Teacher resources

This selection of curriculum-aligned lesson ideas and student activity sheets help to support IDPwD celebrations and help promote an understanding of the contribution people with disability make to the community.

Broad learning outcomes

Using this curriculum material will assist students in achieving the following broad learning outcomes:

  • Students will recognise that people with disability are important members of the community.
  • Students will celebrate the many contributions that people with disability make to society.
  • Students will understand that disability is a part of life and our diversity.


  • Students to write a short story about a visit to their favourite place. They cannot describe how the place looks: they must describe how it smells, sounds and feels.
  • Students to complete the Acrostic poem – Diversity activity sheet.
  • Students to interview a person with disability, then present the interview as a magazine or newspaper article. Include pictures or photographs. Publish the article in the school newsletter or on the school website.
  • Students to explore ‘able’ words and think about all the things they can do by completing the A celebration of ability activity sheet. There are two versions of this sheet (option 1 and option 2). Select the one that is most appropriate for the learning level of your students.
  • Students to experience a different form of communication (Braille) by completing the Communicating with Braille activity sheet.Students to make a list of as many ‘sound’ words as they can (e.g. ‘pop’, ‘bang’, ‘tinkle’). Select a picture book with lots of sound words. Rewrite the story without them. What difference does this make to the story?
  • Students to analyse how people with disability are portrayed in the media and popular culture (TV, movies, music, books etc.). Do students think these portrayals are accurate? Discuss findings.
  • Students to participate in a class discussion about facts and myths using the statements on the True or false? activity sheet.
  • Students to debate ‘People are all different and none of us are the same’.
  • Students to use their creative thinking skills to complete the Creative solutions for everyday situations activity sheet.

Student activity sheets

Student activity sheet solutions


  • Students to research the history of the disability rights movement and how disability has been portrayed. How has this changed over the last century, and who are some people that have raised awareness and made progress in these areas?
  • Students to explore the lives of some historical figures with disability by completing the Match me up activity sheet. When the students have finished discuss how disability might have affected the occupation of each person.
  • Students to research the lives of people in the past with disability. How were they different?

Student activity sheets

Student activity sheet solutions


  • Students to find some statistics about people with disability and present the information in graph format. You will find some interesting statistics on the Australian Bureau of Statistics website.
  • Students to create a scale map of their school and label all the areas which do or do not cater for people with disability. Design a new map of your school indicating improvements that could be made.

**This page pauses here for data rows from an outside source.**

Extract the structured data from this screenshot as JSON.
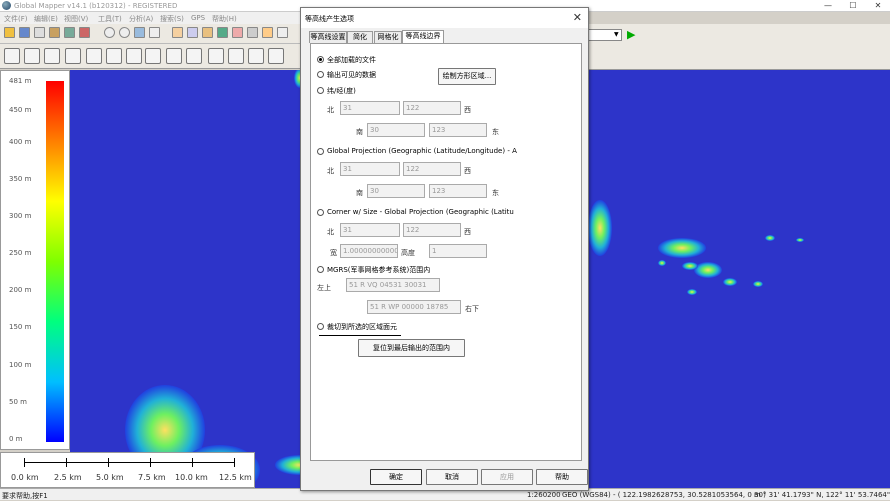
{
  "app": {
    "title": "Global Mapper v14.1 (b120312) - REGISTERED",
    "window_controls": {
      "minimize": "—",
      "maximize": "☐",
      "close": "✕"
    }
  },
  "menu": [
    "文件(F)",
    "编辑(E)",
    "视图(V)",
    "工具(T)",
    "分析(A)",
    "搜索(S)",
    "GPS",
    "帮助(H)"
  ],
  "legend": {
    "labels": [
      "481 m",
      "450 m",
      "400 m",
      "350 m",
      "300 m",
      "250 m",
      "200 m",
      "150 m",
      "100 m",
      "50 m",
      "0 m"
    ],
    "colors": [
      "#ff0000",
      "#ff7f00",
      "#ffff00",
      "#7fff00",
      "#00ff7f",
      "#00bfff",
      "#0000ff"
    ]
  },
  "scalebar": {
    "labels": [
      "0.0 km",
      "2.5 km",
      "5.0 km",
      "7.5 km",
      "10.0 km",
      "12.5 km"
    ]
  },
  "status": {
    "left": "要求帮助,按F1",
    "scale": "1:260200",
    "projection": "GEO (WGS84) - ( 122.1982628753, 30.5281053564, 0 m )",
    "coords": "30° 31' 41.1793\" N, 122° 11' 53.7464\" E"
  },
  "dialog": {
    "title": "等高线产生选项",
    "close": "✕",
    "tabs": [
      "等高线设置",
      "简化",
      "网格化",
      "等高线边界"
    ],
    "options": {
      "all_loaded": "全部加载的文件",
      "visible": "输出可见的数据",
      "draw_box": "绘制方形区域...",
      "latlon": "纬/经(度)",
      "global_proj": "Global Projection (Geographic (Latitude/Longitude) - A",
      "corner_size": "Corner w/ Size - Global Projection (Geographic (Latitu",
      "mgrs": "MGRS(军事网格参考系统)范围内",
      "crop_area": "裁切到所选的区域面元",
      "reset_button": "复位到最后输出的范围内"
    },
    "labels": {
      "north": "北",
      "south": "南",
      "west": "西",
      "east": "东",
      "width": "宽",
      "height": "高度",
      "top_left": "左上",
      "bottom_right": "右下"
    },
    "fields": {
      "latlon": {
        "north": "31",
        "west": "122",
        "south": "30",
        "east": "123"
      },
      "global": {
        "north": "31",
        "west": "122",
        "south": "30",
        "east": "123"
      },
      "corner": {
        "north": "31",
        "west": "122",
        "width": "1.000000000000",
        "height": "1"
      },
      "mgrs": {
        "top_left": "51 R VQ 04531 30031",
        "bottom_right": "51 R WP 00000 18785"
      }
    },
    "buttons": {
      "ok": "确定",
      "cancel": "取消",
      "apply": "应用",
      "help": "帮助"
    }
  }
}
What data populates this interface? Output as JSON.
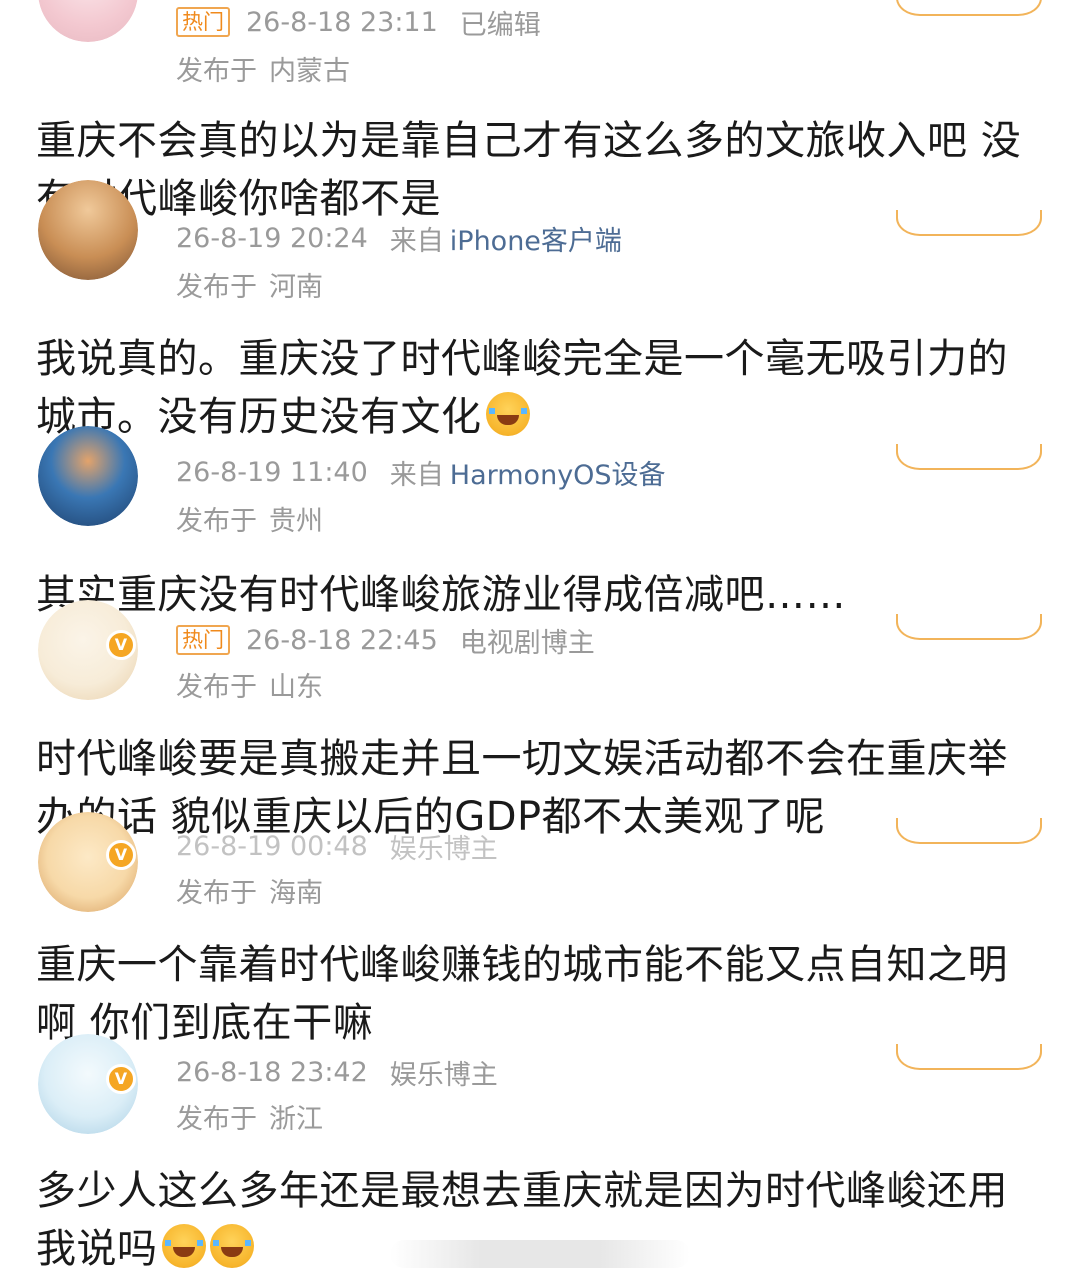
{
  "comments": [
    {
      "hot_label": "热门",
      "time": "26-8-18 23:11",
      "extra": "已编辑",
      "source_prefix": "",
      "source_client": "",
      "location_label": "发布于",
      "location": "内蒙古",
      "text": "重庆不会真的以为是靠自己才有这么多的文旅收入吧 没有时代峰峻你啥都不是",
      "emoji_count": 0,
      "verified": false,
      "avatar_colors": [
        "#f6d7dc",
        "#e7b9c1"
      ]
    },
    {
      "hot_label": "",
      "time": "26-8-19 20:24",
      "extra": "",
      "source_prefix": "来自",
      "source_client": "iPhone客户端",
      "location_label": "发布于",
      "location": "河南",
      "text": "我说真的。重庆没了时代峰峻完全是一个毫无吸引力的城市。没有历史没有文化",
      "emoji_count": 1,
      "emoji_name": "laugh-cry-emoji",
      "verified": false,
      "avatar_colors": [
        "#c98e55",
        "#7a5234"
      ]
    },
    {
      "hot_label": "",
      "time": "26-8-19 11:40",
      "extra": "",
      "source_prefix": "来自",
      "source_client": "HarmonyOS设备",
      "location_label": "发布于",
      "location": "贵州",
      "text": "其实重庆没有时代峰峻旅游业得成倍减吧……",
      "emoji_count": 0,
      "verified": false,
      "avatar_colors": [
        "#2b6aa6",
        "#1d3f6b"
      ]
    },
    {
      "hot_label": "热门",
      "time": "26-8-18 22:45",
      "extra": "电视剧博主",
      "source_prefix": "",
      "source_client": "",
      "location_label": "发布于",
      "location": "山东",
      "text": "时代峰峻要是真搬走并且一切文娱活动都不会在重庆举办的话 貌似重庆以后的GDP都不太美观了呢",
      "emoji_count": 0,
      "verified": true,
      "avatar_colors": [
        "#f7ecd8",
        "#e8cfa9"
      ]
    },
    {
      "hot_label": "",
      "time": "26-8-19 00:48",
      "extra": "娱乐博主",
      "source_prefix": "",
      "source_client": "",
      "location_label": "发布于",
      "location": "海南",
      "text": "重庆一个靠着时代峰峻赚钱的城市能不能又点自知之明啊 你们到底在干嘛",
      "emoji_count": 0,
      "verified": true,
      "avatar_colors": [
        "#f7d9a8",
        "#d49a5a"
      ]
    },
    {
      "hot_label": "",
      "time": "26-8-18 23:42",
      "extra": "娱乐博主",
      "source_prefix": "",
      "source_client": "",
      "location_label": "发布于",
      "location": "浙江",
      "text": "多少人这么多年还是最想去重庆就是因为时代峰峻还用我说吗",
      "emoji_count": 2,
      "emoji_name": "laugh-cry-emoji",
      "verified": true,
      "avatar_colors": [
        "#dbeef7",
        "#a9cfe4"
      ]
    }
  ],
  "colors": {
    "accent_orange": "#f08a1c",
    "meta_gray": "#9a9a9a",
    "client_blue": "#4d6c94",
    "verified_badge": "#f5a623"
  },
  "icons": {
    "verified_badge": "verified-v-icon",
    "like_indicator": "like-arc-icon"
  }
}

  • Students to research the causes of barriers which people with disability may encounter. Find out about gradients, and materials which block sound and light.
  • Students to design a communication device which could be used by a person with disability that affects different aspects of communication (such as vision, hearing, speech, or getting around in the community).
  • Students to walk around the school and identify all the plants that have interesting smells. Create your own guide to a fragrant walk by labelling each of the plants with their common name, scientific name and a description of how they smell.
  • Students to discuss the five senses. For what purposes do we use each one? How do students think they would adapt if they were relying on one or two senses? Students then complete one or both pages of the Listen and sniff activity sheet.
  • Students to identify areas in the school which are particularly pleasing or offensive to one or more of the senses. Mark these areas on a map and create a colour key to explain what was found.
  • Students to use their five senses to complete the Senses scavenger hunt activity sheet.

Student activity sheets

Student activity sheet solutions

The Arts

  • Students to create large posters inviting people to celebrate International Day of People with Disability. Place them around the school for parents and visitors to see.
  • Students to research famous artists with disability and try painting in their styles.
  • Students to brainstorm and research ways in which people who are deaf enjoy music. Consider vibrations and movement.

Health and Physical Education

  • Students to work in small groups to modify their favourite sport so it can be played by people with disability. For example, modify dodge ball so everyone is sitting down instead of standing.
  • Students to research one sport from the Paralympic Games. Teach the sport to the rest of the class.
  • Students to discuss the question ‘What does it mean to have disability?’. Record the responses and discuss any stereotypes or generalisations that are apparent. This should be an open and honest discussion without judgement.

Keep informed

Subscribe to receive International Day of People with Disability updates